> Brief
Down to the last line, reproduce the data that follows, but skip the pictures.

(The data begins)

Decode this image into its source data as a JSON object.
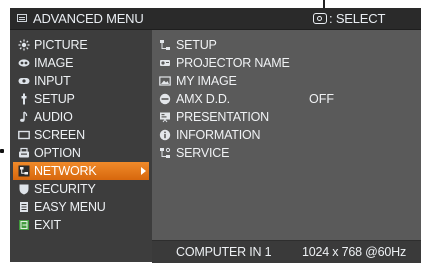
{
  "header": {
    "title": "ADVANCED MENU",
    "select_label": ": SELECT",
    "select_icon": "select-button-icon"
  },
  "left_menu": {
    "items": [
      {
        "label": "PICTURE",
        "icon": "picture-icon"
      },
      {
        "label": "IMAGE",
        "icon": "image-icon"
      },
      {
        "label": "INPUT",
        "icon": "input-icon"
      },
      {
        "label": "SETUP",
        "icon": "setup-icon"
      },
      {
        "label": "AUDIO",
        "icon": "audio-icon"
      },
      {
        "label": "SCREEN",
        "icon": "screen-icon"
      },
      {
        "label": "OPTION",
        "icon": "option-icon"
      },
      {
        "label": "NETWORK",
        "icon": "network-icon",
        "selected": true
      },
      {
        "label": "SECURITY",
        "icon": "security-icon"
      },
      {
        "label": "EASY MENU",
        "icon": "easy-menu-icon"
      },
      {
        "label": "EXIT",
        "icon": "exit-icon"
      }
    ]
  },
  "sub_menu": {
    "items": [
      {
        "label": "SETUP",
        "icon": "network-setup-icon"
      },
      {
        "label": "PROJECTOR NAME",
        "icon": "projector-name-icon"
      },
      {
        "label": "MY IMAGE",
        "icon": "my-image-icon"
      },
      {
        "label": "AMX D.D.",
        "icon": "amx-icon",
        "value": "OFF"
      },
      {
        "label": "PRESENTATION",
        "icon": "presentation-icon"
      },
      {
        "label": "INFORMATION",
        "icon": "information-icon"
      },
      {
        "label": "SERVICE",
        "icon": "service-icon"
      }
    ]
  },
  "footer": {
    "input": "COMPUTER IN 1",
    "resolution": "1024 x 768 @60Hz"
  },
  "colors": {
    "selected_highlight": "#e8791a",
    "left_menu_bg": "#3d3d3d",
    "sub_menu_bg": "#5a5a5a",
    "header_bg": "#2a2a2a"
  }
}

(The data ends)

> Output
Decode this image into its source data as a JSON object.
{
  "header": {
    "title": "ADVANCED MENU",
    "select_label": ": SELECT",
    "select_icon": "select-button-icon"
  },
  "left_menu": {
    "items": [
      {
        "label": "PICTURE",
        "icon": "picture-icon"
      },
      {
        "label": "IMAGE",
        "icon": "image-icon"
      },
      {
        "label": "INPUT",
        "icon": "input-icon"
      },
      {
        "label": "SETUP",
        "icon": "setup-icon"
      },
      {
        "label": "AUDIO",
        "icon": "audio-icon"
      },
      {
        "label": "SCREEN",
        "icon": "screen-icon"
      },
      {
        "label": "OPTION",
        "icon": "option-icon"
      },
      {
        "label": "NETWORK",
        "icon": "network-icon",
        "selected": true
      },
      {
        "label": "SECURITY",
        "icon": "security-icon"
      },
      {
        "label": "EASY MENU",
        "icon": "easy-menu-icon"
      },
      {
        "label": "EXIT",
        "icon": "exit-icon"
      }
    ]
  },
  "sub_menu": {
    "items": [
      {
        "label": "SETUP",
        "icon": "network-setup-icon"
      },
      {
        "label": "PROJECTOR NAME",
        "icon": "projector-name-icon"
      },
      {
        "label": "MY IMAGE",
        "icon": "my-image-icon"
      },
      {
        "label": "AMX D.D.",
        "icon": "amx-icon",
        "value": "OFF"
      },
      {
        "label": "PRESENTATION",
        "icon": "presentation-icon"
      },
      {
        "label": "INFORMATION",
        "icon": "information-icon"
      },
      {
        "label": "SERVICE",
        "icon": "service-icon"
      }
    ]
  },
  "footer": {
    "input": "COMPUTER IN 1",
    "resolution": "1024 x 768 @60Hz"
  },
  "colors": {
    "selected_highlight": "#e8791a",
    "left_menu_bg": "#3d3d3d",
    "sub_menu_bg": "#5a5a5a",
    "header_bg": "#2a2a2a"
  }
}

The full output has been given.